Determine how many lines of the material below include "heading", and reply with that number alone.

######

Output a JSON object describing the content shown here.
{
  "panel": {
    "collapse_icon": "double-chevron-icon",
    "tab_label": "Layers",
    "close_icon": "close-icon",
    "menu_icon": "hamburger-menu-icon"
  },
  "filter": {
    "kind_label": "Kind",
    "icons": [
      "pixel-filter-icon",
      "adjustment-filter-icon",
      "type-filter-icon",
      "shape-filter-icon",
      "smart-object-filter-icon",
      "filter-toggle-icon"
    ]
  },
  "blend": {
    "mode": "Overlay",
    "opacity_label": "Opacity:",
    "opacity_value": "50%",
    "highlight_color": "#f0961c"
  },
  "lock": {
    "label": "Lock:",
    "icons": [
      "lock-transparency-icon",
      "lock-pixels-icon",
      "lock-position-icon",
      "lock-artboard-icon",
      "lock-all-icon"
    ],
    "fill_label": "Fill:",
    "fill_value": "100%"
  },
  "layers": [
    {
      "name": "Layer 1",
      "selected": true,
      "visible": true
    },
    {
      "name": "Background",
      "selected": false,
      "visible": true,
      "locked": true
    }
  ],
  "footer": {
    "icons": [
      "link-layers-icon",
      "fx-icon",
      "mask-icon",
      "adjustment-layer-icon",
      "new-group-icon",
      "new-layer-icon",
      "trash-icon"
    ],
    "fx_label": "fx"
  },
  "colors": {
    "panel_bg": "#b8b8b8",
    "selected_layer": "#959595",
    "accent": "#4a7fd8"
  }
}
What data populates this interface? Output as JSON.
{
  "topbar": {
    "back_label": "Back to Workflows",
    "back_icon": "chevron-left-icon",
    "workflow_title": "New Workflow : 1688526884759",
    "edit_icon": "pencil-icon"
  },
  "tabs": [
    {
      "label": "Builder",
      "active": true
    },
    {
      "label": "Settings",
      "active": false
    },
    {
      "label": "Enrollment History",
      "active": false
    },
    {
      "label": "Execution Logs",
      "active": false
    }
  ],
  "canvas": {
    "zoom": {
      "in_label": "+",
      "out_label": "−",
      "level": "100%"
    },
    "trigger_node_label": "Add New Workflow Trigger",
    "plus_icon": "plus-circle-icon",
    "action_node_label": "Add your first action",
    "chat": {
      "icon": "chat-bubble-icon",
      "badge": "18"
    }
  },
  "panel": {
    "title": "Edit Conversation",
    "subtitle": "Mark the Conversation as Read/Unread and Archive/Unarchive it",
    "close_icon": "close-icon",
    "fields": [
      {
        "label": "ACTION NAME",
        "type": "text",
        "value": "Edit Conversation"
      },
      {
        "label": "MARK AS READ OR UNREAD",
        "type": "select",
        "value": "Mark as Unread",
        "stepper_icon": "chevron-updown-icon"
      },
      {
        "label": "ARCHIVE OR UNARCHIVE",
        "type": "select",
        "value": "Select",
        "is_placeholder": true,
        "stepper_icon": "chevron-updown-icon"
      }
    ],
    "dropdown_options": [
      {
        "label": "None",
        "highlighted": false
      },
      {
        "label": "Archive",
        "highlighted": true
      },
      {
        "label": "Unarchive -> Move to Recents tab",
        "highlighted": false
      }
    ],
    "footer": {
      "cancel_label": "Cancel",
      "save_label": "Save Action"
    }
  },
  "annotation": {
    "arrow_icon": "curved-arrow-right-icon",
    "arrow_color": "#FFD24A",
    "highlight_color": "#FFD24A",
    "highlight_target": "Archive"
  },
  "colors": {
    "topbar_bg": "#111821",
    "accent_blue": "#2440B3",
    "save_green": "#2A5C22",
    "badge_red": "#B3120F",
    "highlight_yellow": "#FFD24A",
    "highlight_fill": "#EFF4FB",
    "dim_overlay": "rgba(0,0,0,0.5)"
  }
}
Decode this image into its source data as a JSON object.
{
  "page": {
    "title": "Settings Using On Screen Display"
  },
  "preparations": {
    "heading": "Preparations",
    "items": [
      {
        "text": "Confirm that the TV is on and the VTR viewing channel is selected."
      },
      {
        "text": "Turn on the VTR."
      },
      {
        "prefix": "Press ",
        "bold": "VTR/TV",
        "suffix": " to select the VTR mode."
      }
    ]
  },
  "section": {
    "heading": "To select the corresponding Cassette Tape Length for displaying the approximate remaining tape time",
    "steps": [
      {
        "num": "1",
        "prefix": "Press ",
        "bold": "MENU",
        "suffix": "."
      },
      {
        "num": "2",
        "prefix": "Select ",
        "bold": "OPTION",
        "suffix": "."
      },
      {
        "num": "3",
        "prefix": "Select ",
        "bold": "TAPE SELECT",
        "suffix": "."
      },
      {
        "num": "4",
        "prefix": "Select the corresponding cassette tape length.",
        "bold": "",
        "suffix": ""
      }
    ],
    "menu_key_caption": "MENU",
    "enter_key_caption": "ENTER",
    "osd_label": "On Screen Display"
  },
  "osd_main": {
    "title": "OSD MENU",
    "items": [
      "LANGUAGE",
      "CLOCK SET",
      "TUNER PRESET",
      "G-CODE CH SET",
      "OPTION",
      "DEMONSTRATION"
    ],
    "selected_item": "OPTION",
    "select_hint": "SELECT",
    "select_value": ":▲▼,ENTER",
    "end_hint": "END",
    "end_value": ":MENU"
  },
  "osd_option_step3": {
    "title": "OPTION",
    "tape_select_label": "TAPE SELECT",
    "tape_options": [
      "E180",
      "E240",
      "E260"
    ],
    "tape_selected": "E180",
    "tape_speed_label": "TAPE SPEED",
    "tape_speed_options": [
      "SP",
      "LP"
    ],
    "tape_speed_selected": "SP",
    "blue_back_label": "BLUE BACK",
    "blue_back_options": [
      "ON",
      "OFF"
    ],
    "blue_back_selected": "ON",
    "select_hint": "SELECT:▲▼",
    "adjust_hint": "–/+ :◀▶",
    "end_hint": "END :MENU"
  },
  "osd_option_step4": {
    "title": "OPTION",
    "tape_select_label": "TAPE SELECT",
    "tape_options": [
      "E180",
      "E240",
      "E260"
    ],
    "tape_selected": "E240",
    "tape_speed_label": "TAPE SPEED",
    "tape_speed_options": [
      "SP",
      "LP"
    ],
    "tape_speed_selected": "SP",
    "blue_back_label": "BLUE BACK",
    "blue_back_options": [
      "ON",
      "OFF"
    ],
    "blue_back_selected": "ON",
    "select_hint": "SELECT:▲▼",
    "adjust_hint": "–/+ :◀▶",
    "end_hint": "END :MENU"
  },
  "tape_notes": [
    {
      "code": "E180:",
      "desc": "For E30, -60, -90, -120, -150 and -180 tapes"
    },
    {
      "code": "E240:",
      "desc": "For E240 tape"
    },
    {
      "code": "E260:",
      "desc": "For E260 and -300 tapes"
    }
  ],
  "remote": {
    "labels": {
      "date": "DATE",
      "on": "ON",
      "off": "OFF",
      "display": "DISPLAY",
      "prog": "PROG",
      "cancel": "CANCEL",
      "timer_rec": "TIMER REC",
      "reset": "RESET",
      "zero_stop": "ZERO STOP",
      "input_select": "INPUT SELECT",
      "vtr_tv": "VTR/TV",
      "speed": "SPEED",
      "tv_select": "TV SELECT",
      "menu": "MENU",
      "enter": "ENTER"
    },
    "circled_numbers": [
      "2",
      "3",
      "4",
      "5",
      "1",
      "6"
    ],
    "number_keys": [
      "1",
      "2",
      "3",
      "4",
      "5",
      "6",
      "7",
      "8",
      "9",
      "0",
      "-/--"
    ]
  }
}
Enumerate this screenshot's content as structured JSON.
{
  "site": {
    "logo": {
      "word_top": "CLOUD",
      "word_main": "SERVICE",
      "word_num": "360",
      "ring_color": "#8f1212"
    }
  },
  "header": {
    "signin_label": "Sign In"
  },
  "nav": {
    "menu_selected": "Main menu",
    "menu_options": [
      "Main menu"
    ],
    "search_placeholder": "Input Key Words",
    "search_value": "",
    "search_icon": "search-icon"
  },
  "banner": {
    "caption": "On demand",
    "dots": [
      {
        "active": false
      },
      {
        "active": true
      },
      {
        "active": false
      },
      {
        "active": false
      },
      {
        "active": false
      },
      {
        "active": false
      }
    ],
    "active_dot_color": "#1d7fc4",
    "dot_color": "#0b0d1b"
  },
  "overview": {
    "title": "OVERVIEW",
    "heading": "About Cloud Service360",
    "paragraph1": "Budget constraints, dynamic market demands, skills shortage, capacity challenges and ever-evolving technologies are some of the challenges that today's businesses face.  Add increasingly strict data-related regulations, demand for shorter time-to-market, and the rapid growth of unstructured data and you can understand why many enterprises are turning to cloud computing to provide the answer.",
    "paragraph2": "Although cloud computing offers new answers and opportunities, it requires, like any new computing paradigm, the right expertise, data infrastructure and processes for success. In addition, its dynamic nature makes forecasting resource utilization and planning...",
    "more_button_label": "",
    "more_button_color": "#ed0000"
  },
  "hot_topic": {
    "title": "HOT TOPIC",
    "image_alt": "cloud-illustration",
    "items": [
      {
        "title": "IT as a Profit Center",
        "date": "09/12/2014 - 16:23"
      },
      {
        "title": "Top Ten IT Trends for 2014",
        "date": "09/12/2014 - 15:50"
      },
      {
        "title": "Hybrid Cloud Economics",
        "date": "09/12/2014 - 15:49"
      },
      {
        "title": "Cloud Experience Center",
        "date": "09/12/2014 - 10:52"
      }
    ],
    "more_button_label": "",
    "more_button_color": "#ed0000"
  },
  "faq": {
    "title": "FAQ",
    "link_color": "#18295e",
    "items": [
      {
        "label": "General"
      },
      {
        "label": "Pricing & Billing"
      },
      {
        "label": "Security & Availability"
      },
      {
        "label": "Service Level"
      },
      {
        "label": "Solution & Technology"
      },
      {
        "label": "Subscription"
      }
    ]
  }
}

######

• RESULT: 3